Weblogs for public relations
The ongoing NUblog–Edelman contretemps has prompted us
to wonder: Just how useful are Weblogs in public relations?
Let us assume, purely for amusement, that PR agencies have no
idea what Weblogs are, and tend to lump any
“uncredentialed” Web sites into a conceptual gulag
shared with “chatrooms.” In other words, let’s assume
that agencies equate Weblogs with teenage girls and porno. We have
no evidence whatsoever that ancien
régime agencies actually think this way, but work
with us here.
An agency with a single client who boasts a significant Web
presence, or a client whose products are widely discussed online (like cars), can use a blog for all the following purposes. And do keep in mind that Weblogs can be internal or external. Indeed, the intranet Weblog, like the compact station wagon or the left-handed mouse or the vegan Doc Marten boot, is a charming, useful, valuable subgenre.

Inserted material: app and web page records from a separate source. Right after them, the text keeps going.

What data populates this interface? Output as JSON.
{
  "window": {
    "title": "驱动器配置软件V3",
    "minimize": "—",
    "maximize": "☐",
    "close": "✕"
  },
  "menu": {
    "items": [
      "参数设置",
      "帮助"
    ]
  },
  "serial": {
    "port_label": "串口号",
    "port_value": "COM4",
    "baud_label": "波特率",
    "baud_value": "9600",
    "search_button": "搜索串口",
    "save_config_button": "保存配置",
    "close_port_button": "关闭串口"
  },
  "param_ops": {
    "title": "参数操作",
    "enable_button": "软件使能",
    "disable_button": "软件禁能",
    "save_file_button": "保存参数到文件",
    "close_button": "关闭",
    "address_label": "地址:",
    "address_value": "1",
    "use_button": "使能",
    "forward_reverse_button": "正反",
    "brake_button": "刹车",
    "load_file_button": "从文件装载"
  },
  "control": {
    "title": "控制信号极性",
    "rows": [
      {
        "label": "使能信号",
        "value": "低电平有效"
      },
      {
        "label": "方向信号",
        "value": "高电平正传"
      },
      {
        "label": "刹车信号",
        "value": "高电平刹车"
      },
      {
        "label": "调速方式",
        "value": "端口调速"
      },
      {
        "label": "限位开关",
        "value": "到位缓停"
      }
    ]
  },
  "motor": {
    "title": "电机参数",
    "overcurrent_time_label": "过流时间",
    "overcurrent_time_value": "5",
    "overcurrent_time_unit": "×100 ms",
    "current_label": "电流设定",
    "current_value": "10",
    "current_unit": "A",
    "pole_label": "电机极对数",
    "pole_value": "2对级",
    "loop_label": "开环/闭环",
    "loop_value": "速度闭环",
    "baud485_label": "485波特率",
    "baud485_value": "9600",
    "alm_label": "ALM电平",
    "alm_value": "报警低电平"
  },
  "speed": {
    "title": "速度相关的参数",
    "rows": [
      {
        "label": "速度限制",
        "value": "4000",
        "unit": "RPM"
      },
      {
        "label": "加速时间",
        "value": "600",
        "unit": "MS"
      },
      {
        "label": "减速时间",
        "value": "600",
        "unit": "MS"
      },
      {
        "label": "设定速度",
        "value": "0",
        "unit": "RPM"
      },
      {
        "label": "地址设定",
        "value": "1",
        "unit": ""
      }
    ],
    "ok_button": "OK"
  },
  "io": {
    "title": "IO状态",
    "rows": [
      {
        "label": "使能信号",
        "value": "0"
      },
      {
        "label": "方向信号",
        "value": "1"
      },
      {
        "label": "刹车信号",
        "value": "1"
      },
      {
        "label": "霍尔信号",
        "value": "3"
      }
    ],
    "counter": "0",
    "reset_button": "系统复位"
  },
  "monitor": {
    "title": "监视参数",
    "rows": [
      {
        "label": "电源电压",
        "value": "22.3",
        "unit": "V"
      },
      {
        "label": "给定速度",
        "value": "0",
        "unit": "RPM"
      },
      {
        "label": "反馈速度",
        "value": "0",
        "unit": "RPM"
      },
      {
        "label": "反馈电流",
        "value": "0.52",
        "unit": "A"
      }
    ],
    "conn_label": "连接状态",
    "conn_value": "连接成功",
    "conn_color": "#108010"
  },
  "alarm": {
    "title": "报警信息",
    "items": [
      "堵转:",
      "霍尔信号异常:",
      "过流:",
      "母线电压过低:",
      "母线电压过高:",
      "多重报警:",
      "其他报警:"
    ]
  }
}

- Replace the clipping service. Forget Tim Berners-Lee. The
first Weblogs were clipping services, which conjure an image of
well-dressed career receptionists with excellent hairdos trolling
the pages of dozens of daily newspapers, dutifully snipping out
articles on any of literally thousands of topics. (We used to work
for government. The daily clipping-service report was 50
- A Weblog is a clipping service. You can link directly
to a site that mentions the client and add your own annotations.
That in itself is a canonical form of Weblogging.
- You can add a rating (positive, negative, neutral) right then
and there and, with the right back-end jiggery-pokery, the
citation, annotation, and rating can all be instantaneously
“repurposed” into your central database.
- In the case of print-publication articles, hunting down an
online version isn’t hard. You can also copy and paste the text,
and scan in a story that only exists in print. For broadcasts,
now’s your big chance to enter a transcript. Even the chintziest
Weblog software allows this degree of content management, with some
admitted inelegance. (This looks like a job for Blogger Pro.)
- Use a common calendar. Just keeping track of
what events happened when, and which releases went out when, is a
pain in the arse. Have a single person maintain a chronoblog, a Weblog of the chronology of
public relations for the client.
- Get rid of the Pressroom subsite. We’re not
proud here at NUblog. We’re not too proud to
name-drop the Nielsen Norman Group. Even the
précis of the august consultancy’s report on corporate PR
subsites rings so true we shout
“Hallelujah.” PR subsites are, in large part, a
- Get your own site: Take the company name, append
.com. (Or use a hostname:
List all contacts and activity (as with the common calendar, which,
through jiggery-pokery, can be shared between the two).
- Hand out userIDs and passwords to journos. Heck, even
Webloggers, if they promise never to “chat.” Let the
journos comment on postings and pose their own questions. It will
come as a surprise to everyone that exclusives are not the primary
motivator of journalists; many’s the time that one reporter will
pose a question known to be of interest to all reporters. Let them
- Password protection keeps the
“uncredentialed” out, obviating the need for
mingling with the lower orders. There is indeed a temptation to
limit access to the A-list, but that would be ancien régime, démodé.
- Blog the competition. Set up a blog that does
nothing but cover the competition. Interpret “the
competition” as the client’s competition or as rival
public-relations agencies. (We know where the real bitterness
- Blog across the hall. In a PR monolith, one
tentacle doesn’t know what the other is doing. Let reps post
whatever they want on whatever they did that day. Inculcate a
culture of anecdotes. Company-wide procedures have to come from somewhere. Diktats from the boardroom are one dubious source, but an exchange of anecdotes (a form of brainstorming) makes you witness to a company-wide procedure as it is talked into existence.
- Blogs work better than mailing lists here: The fact of public
presentation limits the posting of true trivialities, and frees the
list from the crud of Microsoft Outfukt, with its
mailing-list-destroying defaults of use-HTML and
- Rating ratings. Troll Epinions and its ilk for product and service ratings by real-world civilians, and blog them. Did you client even know these sites existed? (For extra credit: Hit the Google Usenet archive, now brought back from the dead.)
A voice rises from the chattering classes of
“uncredentialed chatrooms,” and that voice asks
“Don’t you know what you’re missing?”
Posted on 2001-05-02